If your partner frequently overspends or makes impulsive purchases, this could be a sign of financial irresponsibility. This behavior can lead to debt and financial instability.
How to address it: Try to understand the reasons behind the overspending. It may be a way of dealing with stress or other emotions. If it's a persistent problem, consider seeking professional help. Setting a budget together and monitoring spending can also be helpful.
3. Lack of financial goals
Another financial warning sign is when a partner doesn’t have any financial goals or plans for the future. This could mean they’re not thinking about saving, retirement or other long-term financial commitments.
How to address it: Discuss your individual and shared financial goals. Consider working with a financial planner to create a roadmap for achieving these goals.
4. Reluctance to discuss money
A partner who avoids discussions about money could signal a lack of financial transparency. This reluctance can lead to misunderstandings and disagreements.
How to address it: Encourage regular financial discussions. Start with non-threatening topics before moving onto more complex ones.
5. Unequal financial contributions
If there's a significant imbalance in financial contributions, it can lead to resentment and conflict. Both partners should feel that they're contributing fairly to the household expenses.
How to address it: Create a budget that takes into account both partners' income and expenses. Discuss how much each partner should contribute and adjust as necessary.

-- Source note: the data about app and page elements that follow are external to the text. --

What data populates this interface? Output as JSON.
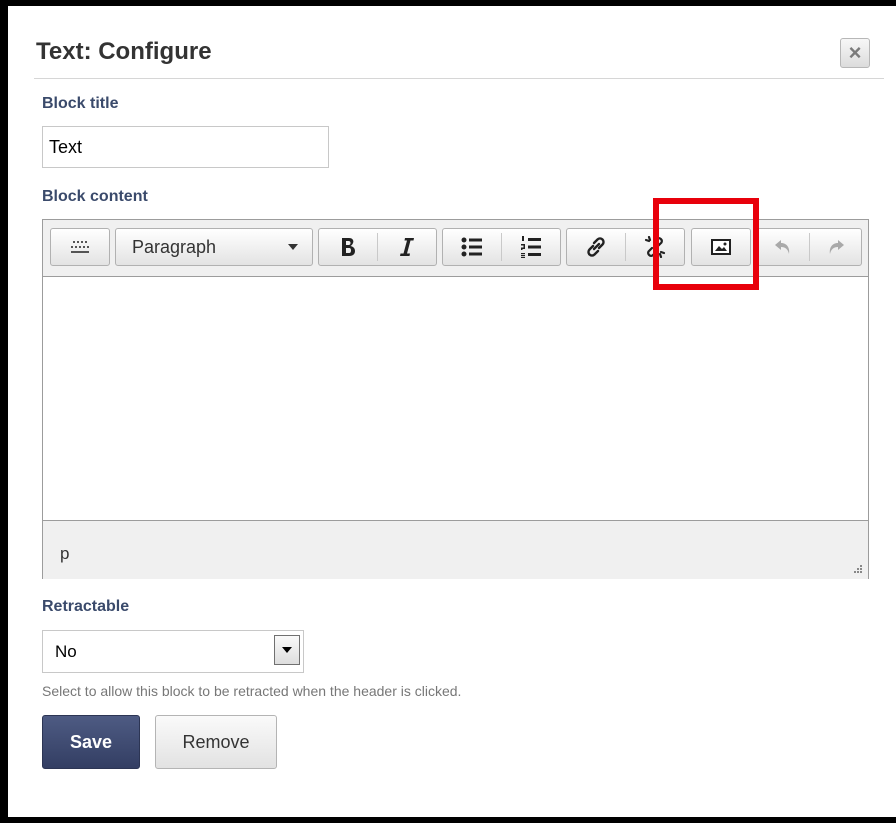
{
  "dialog": {
    "title": "Text: Configure",
    "close_symbol": "×"
  },
  "form": {
    "block_title_label": "Block title",
    "block_title_value": "Text",
    "block_content_label": "Block content",
    "retractable_label": "Retractable",
    "retractable_value": "No",
    "retractable_hint": "Select to allow this block to be retracted when the header is clicked."
  },
  "editor": {
    "format_select": "Paragraph",
    "status_path": "p",
    "toolbar_icons": [
      "toolbar-toggle-icon",
      "bold-icon",
      "italic-icon",
      "bullet-list-icon",
      "numbered-list-icon",
      "link-icon",
      "unlink-icon",
      "image-icon",
      "undo-icon",
      "redo-icon"
    ]
  },
  "buttons": {
    "save": "Save",
    "remove": "Remove"
  },
  "colors": {
    "highlight": "#e8000b",
    "primary_button": "#3a456b",
    "label": "#3a4a6b"
  }
}
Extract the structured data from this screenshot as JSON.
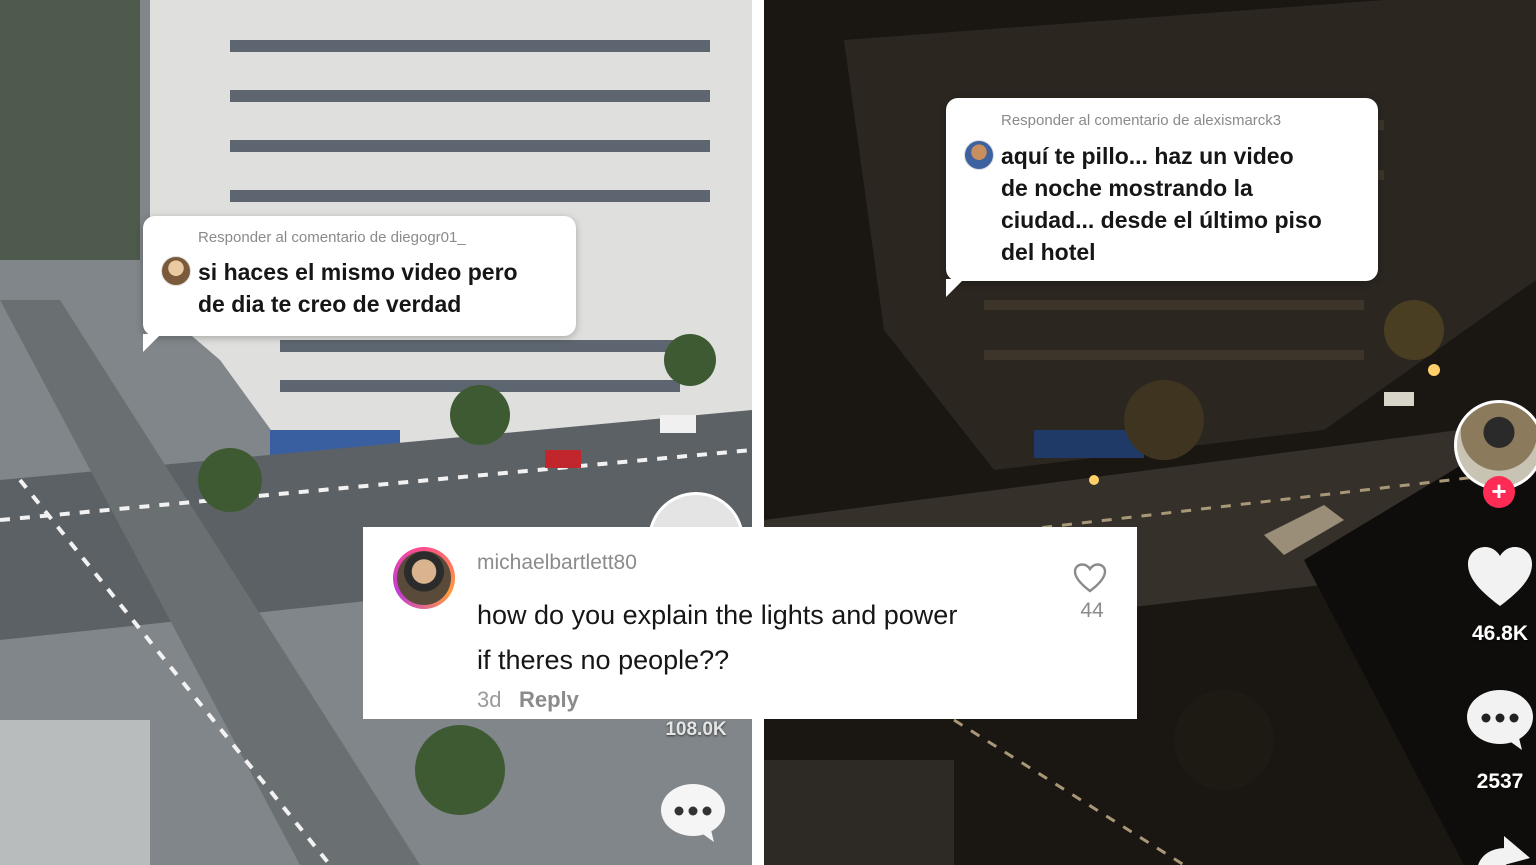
{
  "left_video": {
    "reply_header": "Responder al comentario de diegogr01_",
    "reply_text_line1": "si haces el mismo video pero",
    "reply_text_line2": "de dia te creo de verdad",
    "partial_count": "108.0K"
  },
  "right_video": {
    "reply_header": "Responder al comentario de alexismarck3",
    "reply_text_line1": "aquí te pillo... haz un video",
    "reply_text_line2": "de noche mostrando la",
    "reply_text_line3": "ciudad... desde el último piso",
    "reply_text_line4": "del hotel",
    "like_count": "46.8K",
    "comment_count": "2537"
  },
  "comment": {
    "username": "michaelbartlett80",
    "text_line1": "how do you explain the lights and power",
    "text_line2": "if theres no people??",
    "age": "3d",
    "reply_label": "Reply",
    "like_count": "44"
  },
  "colors": {
    "follow_accent": "#fe2c55",
    "day_sky": "#7d8284",
    "night_sky": "#17130f"
  }
}
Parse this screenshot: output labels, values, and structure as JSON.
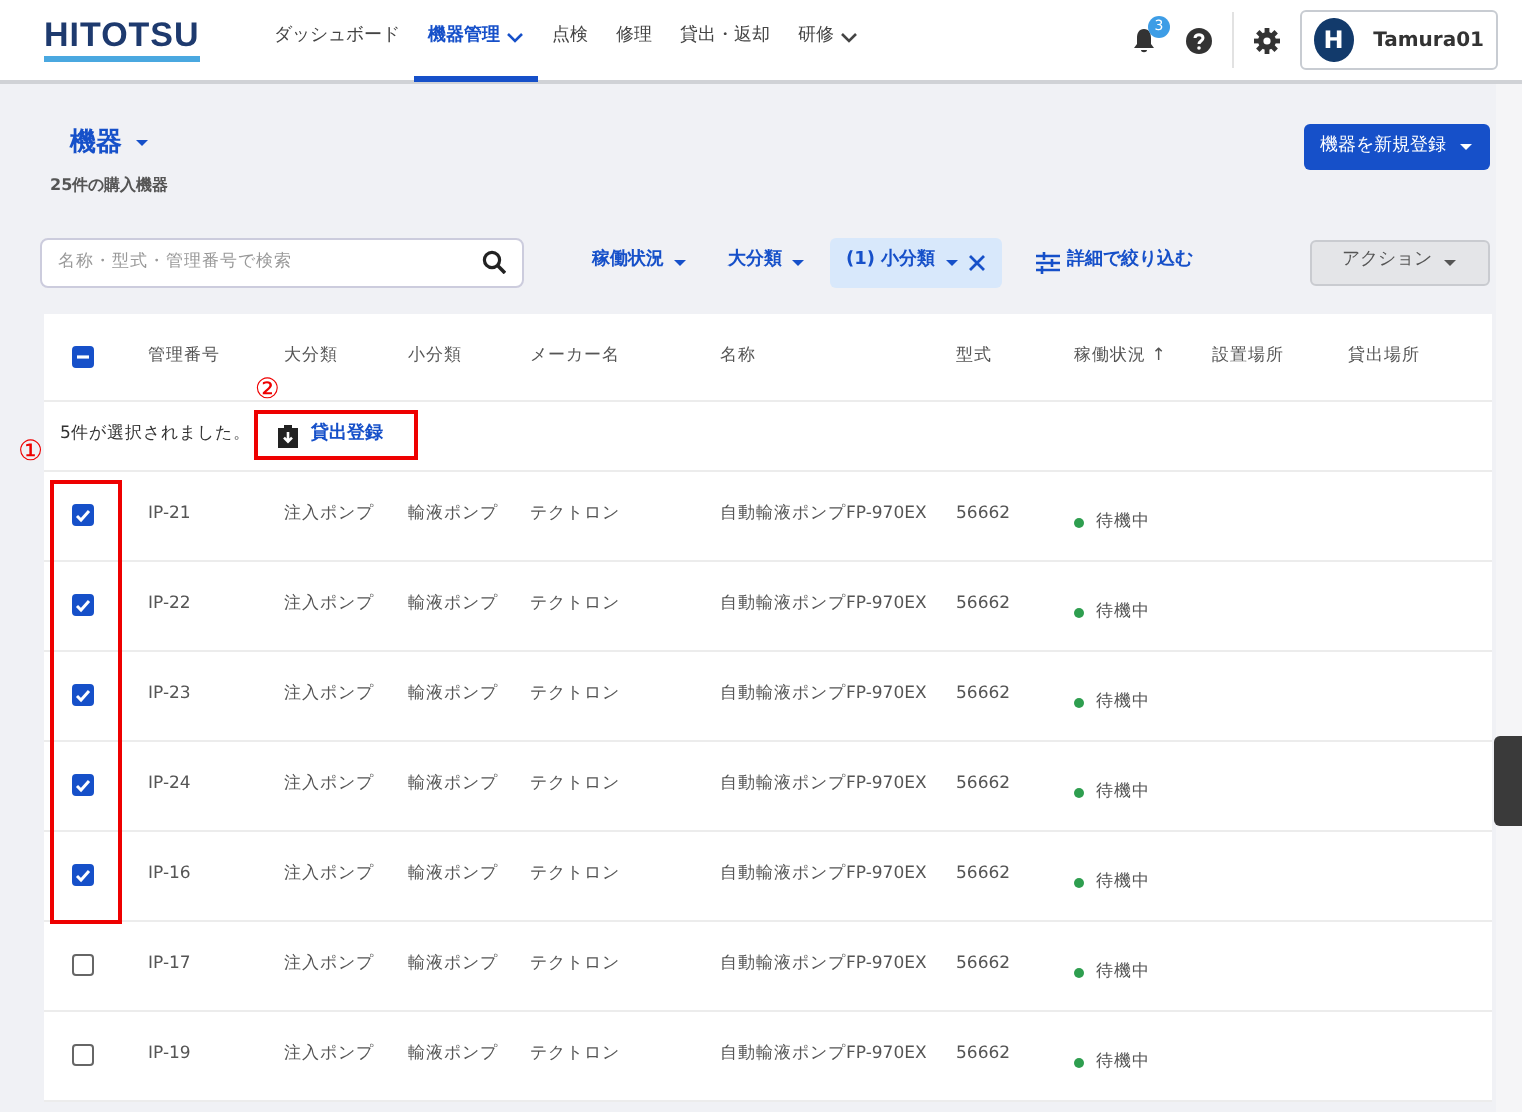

Remember, financial issues don't have to lead to relationship problems. By recognizing the red flags and addressing them, you can create a financially healthy relationship.